Beware of newscasters and talking heads: their job is to make ideas sound inoffensive. Paradoxically, the minute a book, an article, a political report or a scientific paper are presented on television as part of the "news," they loose their ability to provoke new thoughts. They become part of the oral culture here today, gone tomorrow. By assuming that we are too busy to read, talk show hosts and TV commentators turn us into an illiterate audience one much more vulnerable to corporate indoctrination.

Graphic expression is still the best way to communicate ideas. That s why design conferences can be so disappointing. When we talk about design in front of a microphone, we run the risk of undermining the very authority of our profession. Even the most brilliant speakers cannot match the power of apiece of paper on which something is printed. Case and point: the First Things First Manifesto, initially written in 1964 by British designer Ken Garland, and signed by 22 visual communicators. Revised in 2000, it was published jointly by a number of design publications worldwide, including Ad busters, the AIGA Journal, Blueprint, Eye, Forms and Items. Today, the stern 300-word document still manages to excite, offend and inspire the graphic design community.

The graphic language has a long history as a subversive tool. Its counter-cultural past still lingers in our collective memory. So much so that today the graphic vocabulary of controversy is a popular form, pressed into service even for the non-controversial projects of ultra-conservative clients. Paper mills, for instance, hype their sample books to look like avant-garde manifestos. Trendy magazine layouts impersonate underground Agit-Prop art. And annual reports for financial institutions borrow their typographic style from radical political posters. Are we simply nostalgic for the days when the printing press was an instrument of social progress? Or are we in fact getting ready to reclaim the power of a medium that launched so many revolutions?

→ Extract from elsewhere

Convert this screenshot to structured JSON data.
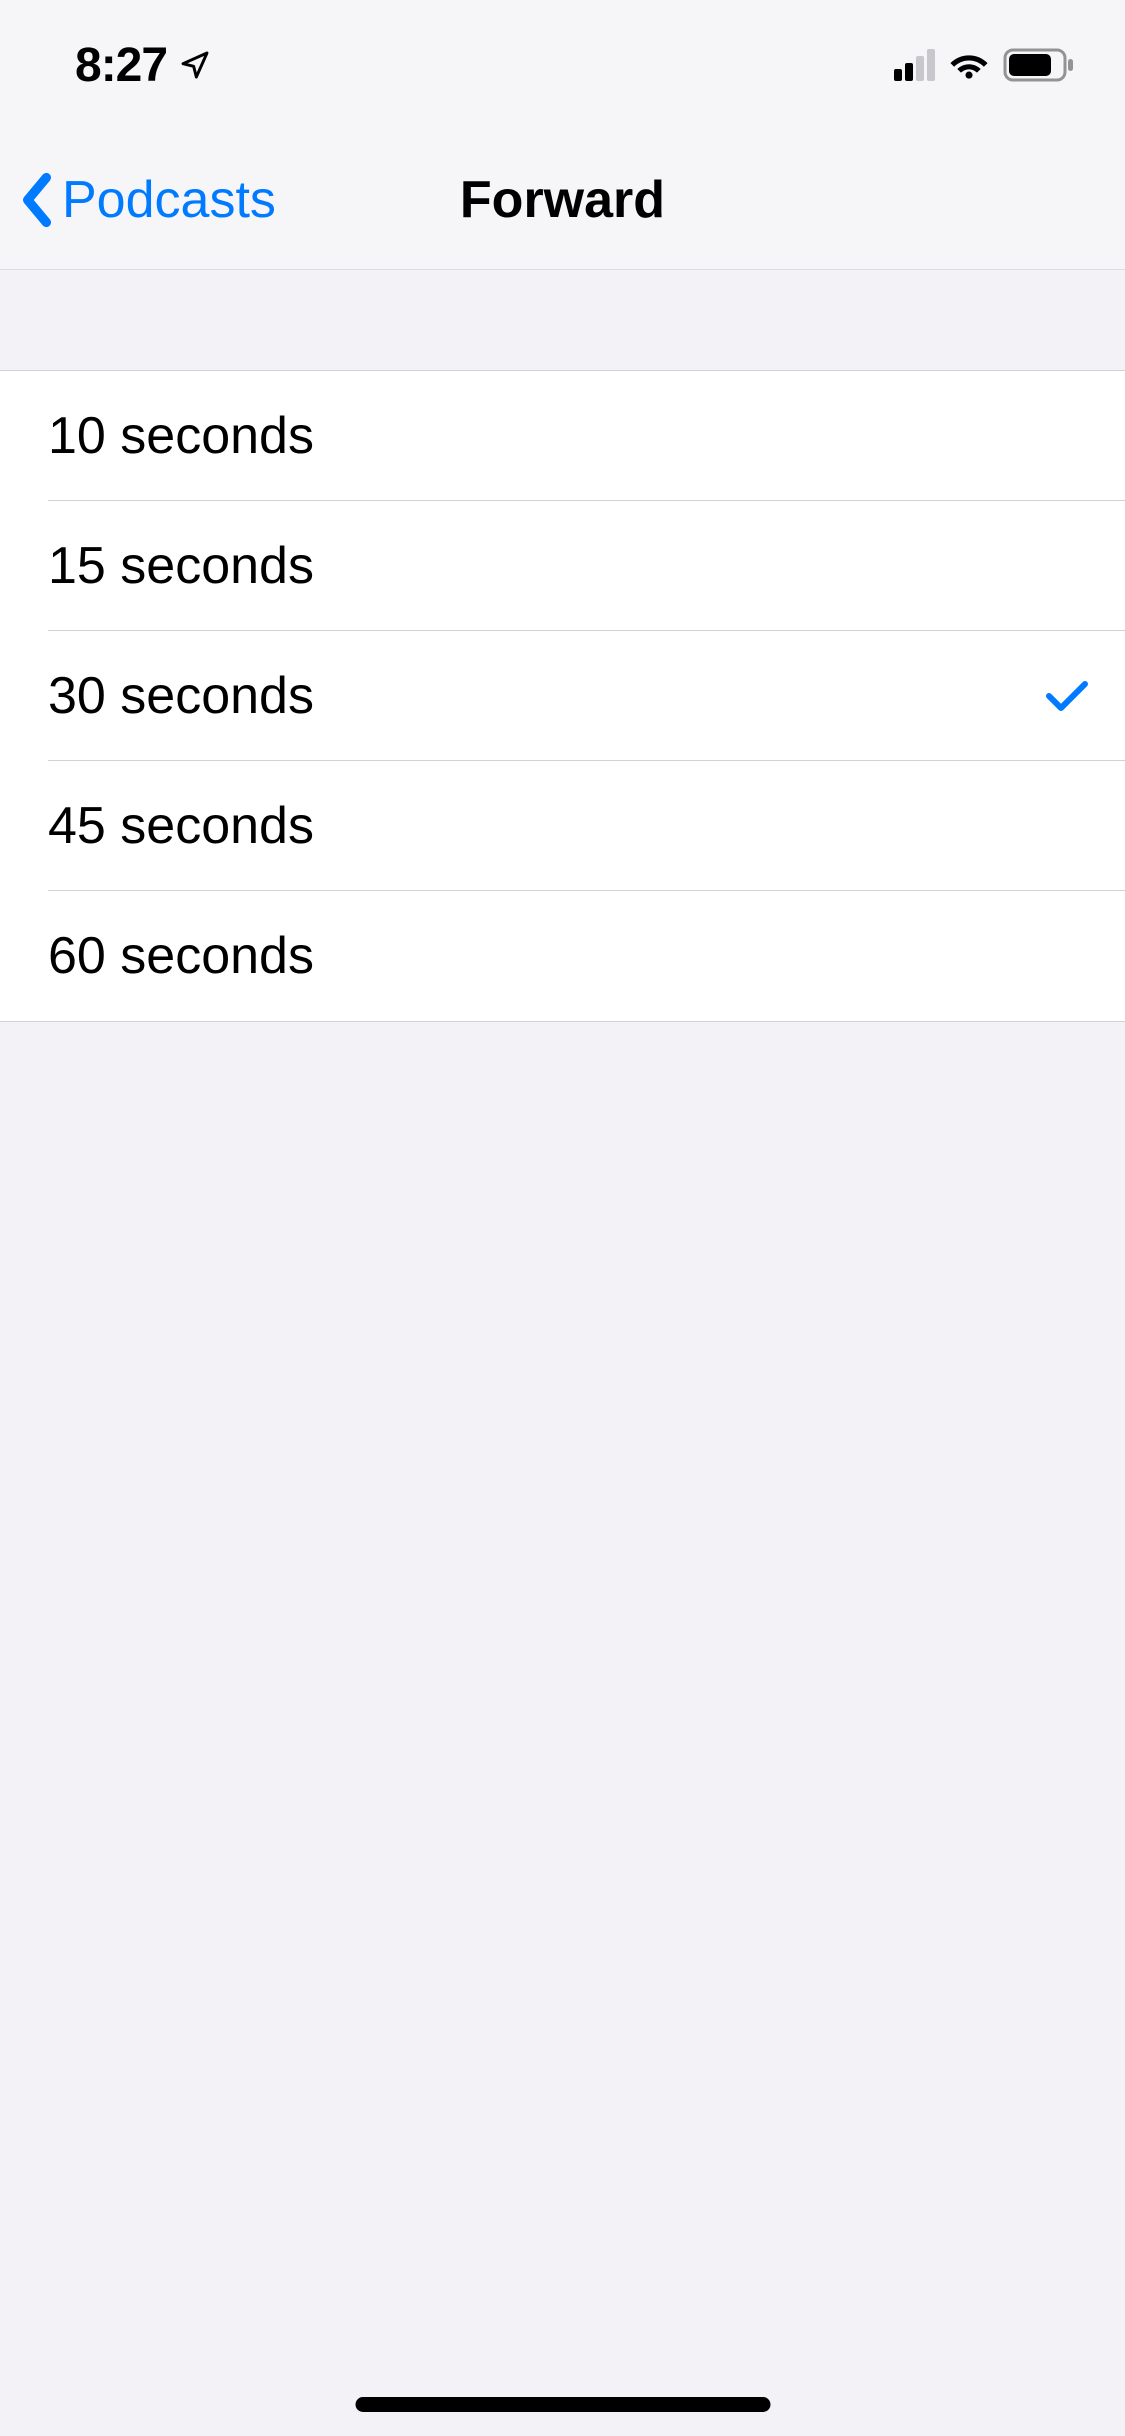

About this article

This article is reprinted from Graphis magazine, with permission.

About the Author
One of Veronique Vienne's earliest childhood memories is staring at the oversized "DEFENSE D'AFFICHER" (Billposting Prohibited) signs that used to cover the walls of Paris, her native city. Trying to deter people from posting signs by posting even bigger signs always seems preposterous to her. So, she wasn't surprised when during the 1968 Paris students uprising protesters scribbled on walls the now famous "It's forbidden to forbid" maxim. Written words are powerful tools of dissent, their impact often more lasting than spoken words. In her column, The Art of Saying Nothing, she explores why, in the age of mediatized sound bites, graphic expression still has the power to both disrupt and inspire. Veronique Vienne's latest book, Something to be Desired, published by Graphis, is a collection of some of her essays on design. She is also the best-selling author of The Art of Doing Nothing, published by Clarkson Potter. A contributing editor to Graphis, Veronique writes for a host of other magazines, including Metropolis, Adbusters, House & Garden, Aperture, and Travel & Leisure.

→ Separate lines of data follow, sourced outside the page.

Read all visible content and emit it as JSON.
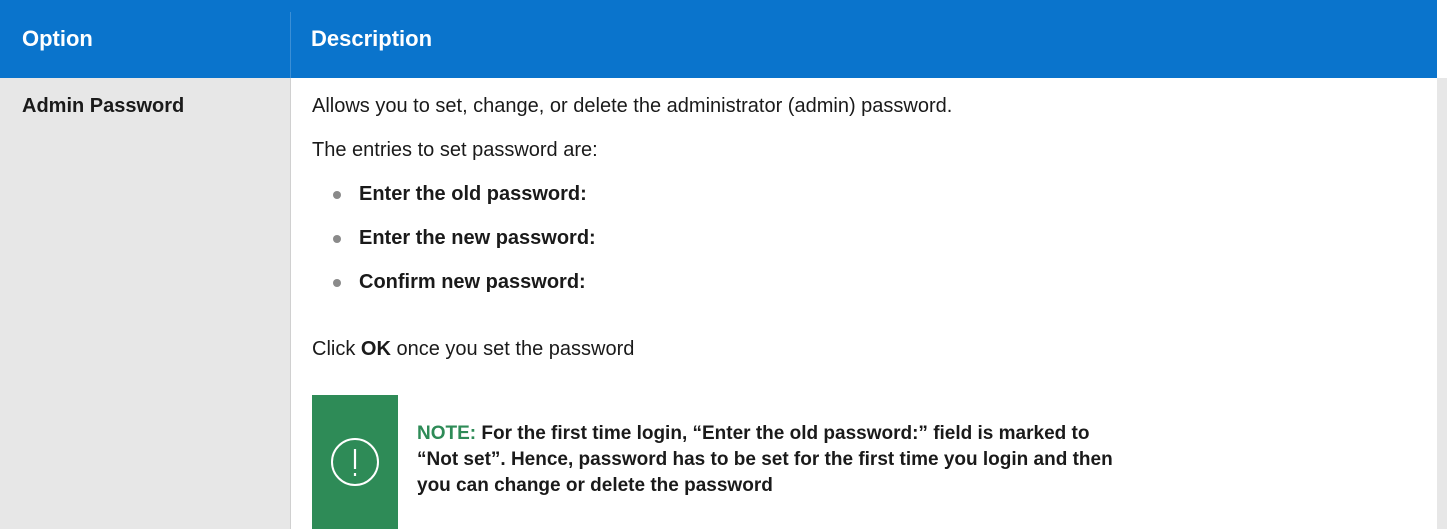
{
  "header": {
    "option": "Option",
    "description": "Description"
  },
  "row": {
    "option": "Admin Password",
    "para1": "Allows you to set, change, or delete the administrator (admin) password.",
    "para2": "The entries to set password are:",
    "bullets": [
      "Enter the old password:",
      "Enter the new password:",
      "Confirm new password:"
    ],
    "click_prefix": "Click ",
    "click_bold": "OK",
    "click_suffix": " once you set the password",
    "note_label": "NOTE:",
    "note_text": " For the first time login, “Enter the old password:” field is marked to “Not set”. Hence, password has to be set for the first time you login and then you can change or delete the password",
    "note_icon": "exclamation-circle-icon"
  },
  "colors": {
    "header_bg": "#0a74cc",
    "option_col_bg": "#e7e7e7",
    "note_green": "#2e8b57"
  }
}
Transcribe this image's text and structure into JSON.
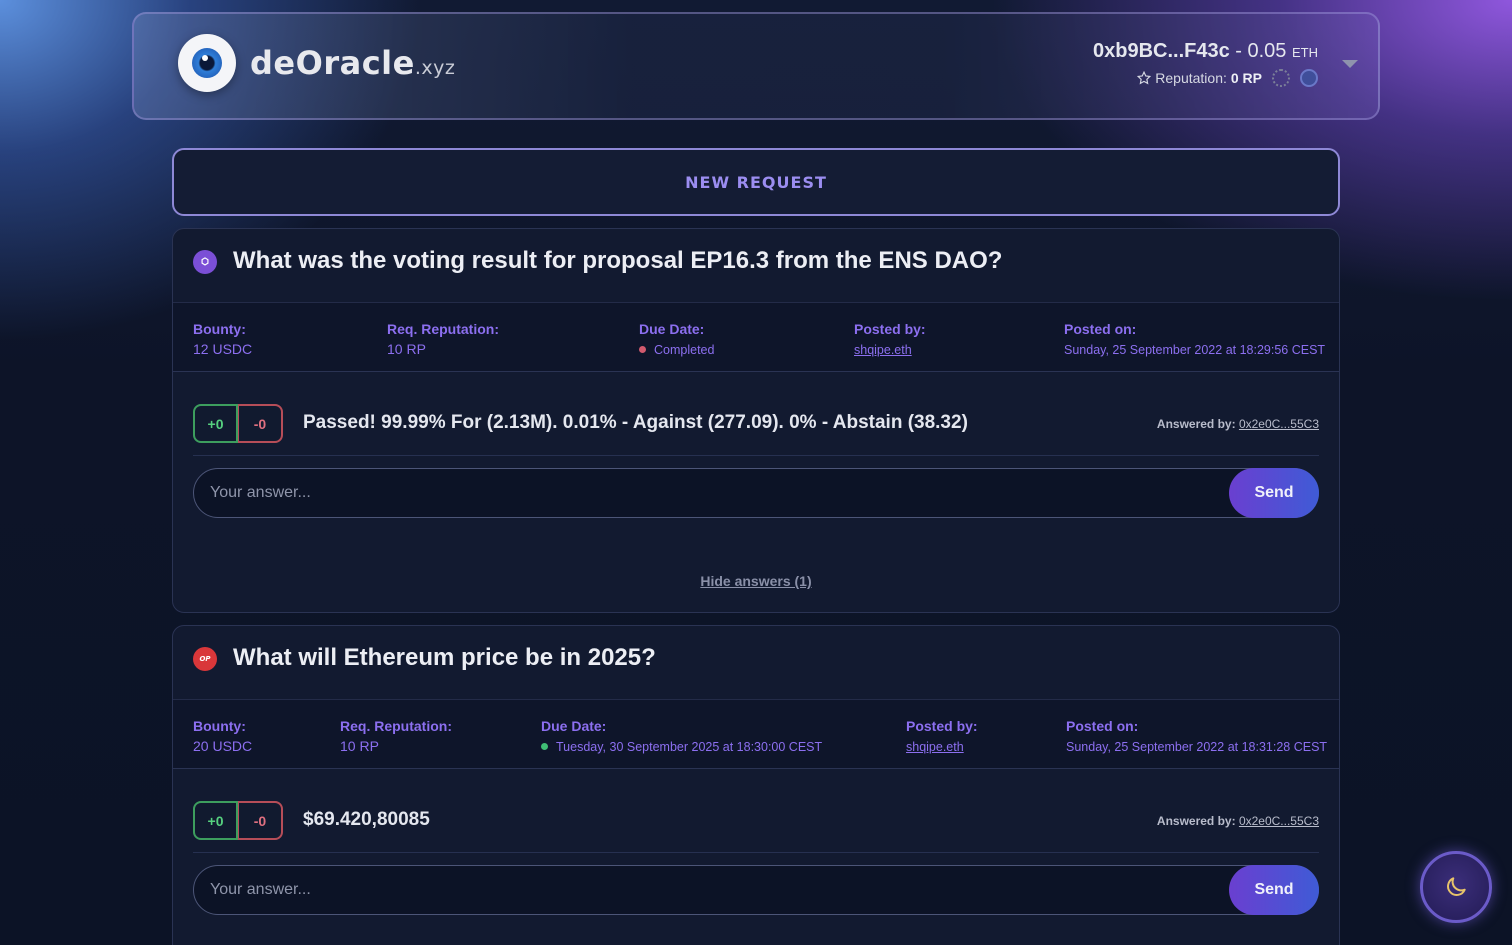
{
  "brand": {
    "name": "deOracle",
    "tld": ".xyz"
  },
  "account": {
    "address": "0xb9BC...F43c",
    "separator": " - ",
    "balance": "0.05",
    "unit": "ETH",
    "reputation_label": "Reputation:",
    "reputation_value": "0 RP"
  },
  "new_request_label": "NEW REQUEST",
  "requests": [
    {
      "chain_icon": "polygon-icon",
      "title": "What was the voting result for proposal EP16.3 from the ENS DAO?",
      "bounty_label": "Bounty:",
      "bounty": "12 USDC",
      "rep_label": "Req. Reputation:",
      "rep": "10 RP",
      "due_label": "Due Date:",
      "due": "Completed",
      "due_status": "red",
      "posted_by_label": "Posted by:",
      "posted_by": "shqipe.eth",
      "posted_on_label": "Posted on:",
      "posted_on": "Sunday, 25 September 2022 at 18:29:56 CEST",
      "answer": {
        "up": "+0",
        "down": "-0",
        "text": "Passed! 99.99% For (2.13M). 0.01% - Against (277.09). 0% - Abstain (38.32)",
        "by_label": "Answered by:",
        "by": "0x2e0C...55C3"
      },
      "input_placeholder": "Your answer...",
      "send_label": "Send",
      "hide_label": "Hide answers (1)"
    },
    {
      "chain_icon": "optimism-icon",
      "chain_text": "OP",
      "title": "What will Ethereum price be in 2025?",
      "bounty_label": "Bounty:",
      "bounty": "20 USDC",
      "rep_label": "Req. Reputation:",
      "rep": "10 RP",
      "due_label": "Due Date:",
      "due": "Tuesday, 30 September 2025 at 18:30:00 CEST",
      "due_status": "green",
      "posted_by_label": "Posted by:",
      "posted_by": "shqipe.eth",
      "posted_on_label": "Posted on:",
      "posted_on": "Sunday, 25 September 2022 at 18:31:28 CEST",
      "answer": {
        "up": "+0",
        "down": "-0",
        "text": "$69.420,80085",
        "by_label": "Answered by:",
        "by": "0x2e0C...55C3"
      },
      "input_placeholder": "Your answer...",
      "send_label": "Send"
    }
  ],
  "colors": {
    "accent": "#8c6ff0",
    "up": "#56d07f",
    "down": "#e07080",
    "completed": "#d25a6e",
    "open": "#3fbd74"
  },
  "theme_toggle_icon": "moon-icon"
}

GRAPHIS magazine was founded in 1944 by Walter Herdeg and first published in Zurich, Switzerland by Graphis Press. In 1986, B. Martin Pedersen purchased Graphis Press, expanded the U.S. presence of the company and relocated its headquarters to New York City. GRAPHIS has maintained its reputation as the premier magazine covering all areas of graphic communication including design, photography, architecture, advertising and product design worldwide.
In addition to GRAPHIS magazine, Graphis Inc. also publishes a series of annual and bi-annual books, each of which handsomely presents the most innovative work produced internationally in fields such as graphic design, photography, advertising and corporate identity.